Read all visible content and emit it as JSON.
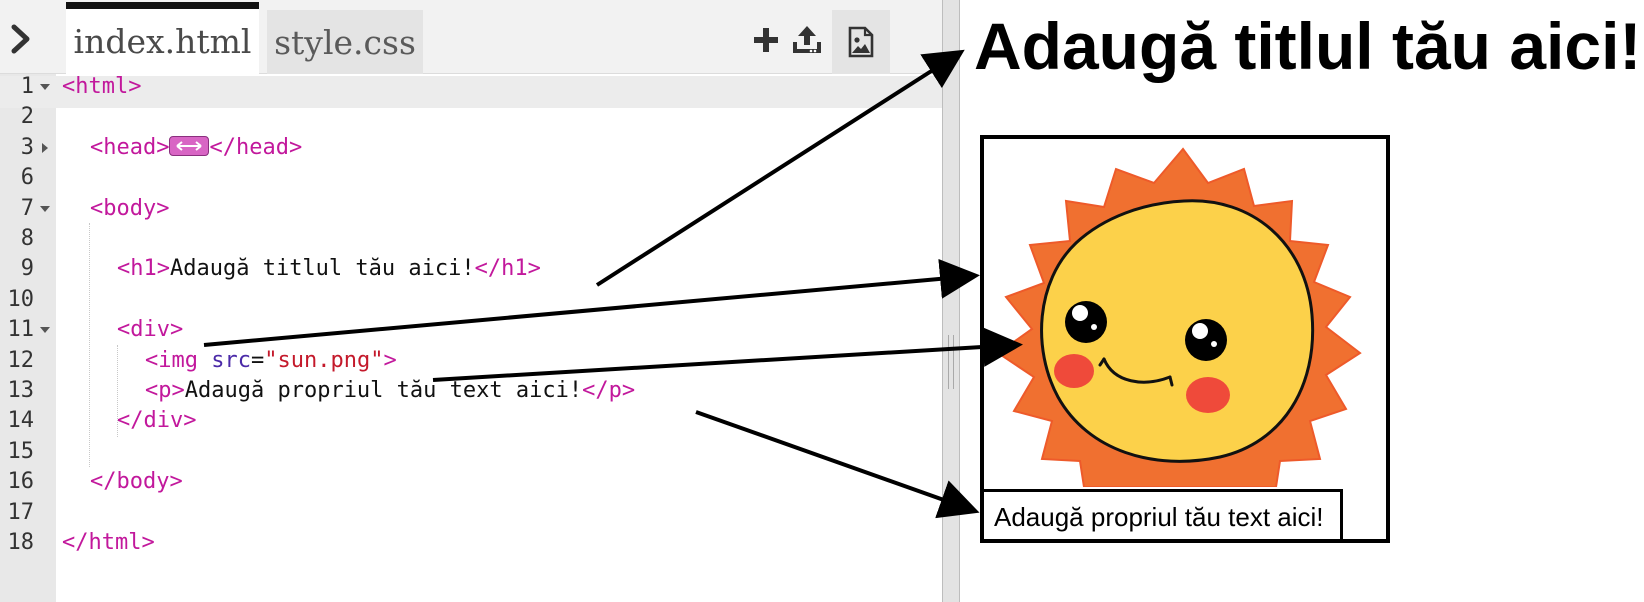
{
  "tabs": [
    {
      "label": "index.html",
      "active": true
    },
    {
      "label": "style.css",
      "active": false
    }
  ],
  "toolbar": {
    "icons": [
      "chevron-right-icon",
      "plus-icon",
      "upload-icon",
      "image-icon"
    ]
  },
  "line_numbers": [
    "1",
    "2",
    "3",
    "6",
    "7",
    "8",
    "9",
    "10",
    "11",
    "12",
    "13",
    "14",
    "15",
    "16",
    "17",
    "18"
  ],
  "code": {
    "line1": {
      "tag": "<html>"
    },
    "line3": {
      "open": "<head>",
      "close": "</head>"
    },
    "line7": {
      "tag": "<body>"
    },
    "line9": {
      "open": "<h1>",
      "text": "Adaugă titlul tău aici!",
      "close": "</h1>"
    },
    "line11": {
      "tag": "<div>"
    },
    "line12": {
      "open": "<img ",
      "attr": "src",
      "eq": "=",
      "value": "\"sun.png\"",
      "close": ">"
    },
    "line13": {
      "open": "<p>",
      "text": "Adaugă propriul tău text aici!",
      "close": "</p>"
    },
    "line14": {
      "tag": "</div>"
    },
    "line16": {
      "tag": "</body>"
    },
    "line18": {
      "tag": "</html>"
    }
  },
  "preview": {
    "heading": "Adaugă titlul tău aici!",
    "paragraph": "Adaugă propriul tău text aici!",
    "image_icon": "smiling-sun-image"
  },
  "colors": {
    "tag": "#c2189c",
    "attribute": "#4b2aa8",
    "string": "#c4192b",
    "sun_rays": "#f07030",
    "sun_face": "#fcd14a",
    "cheeks": "#ef4a3a"
  }
}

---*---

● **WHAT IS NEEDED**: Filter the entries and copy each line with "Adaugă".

● **RESULT OF THIS TASK**:
      "text": "Adaugă titlul tău aici!",
      "text": "Adaugă propriul tău text aici!",
    "heading": "Adaugă titlul tău aici!",
    "paragraph": "Adaugă propriul tău text aici!",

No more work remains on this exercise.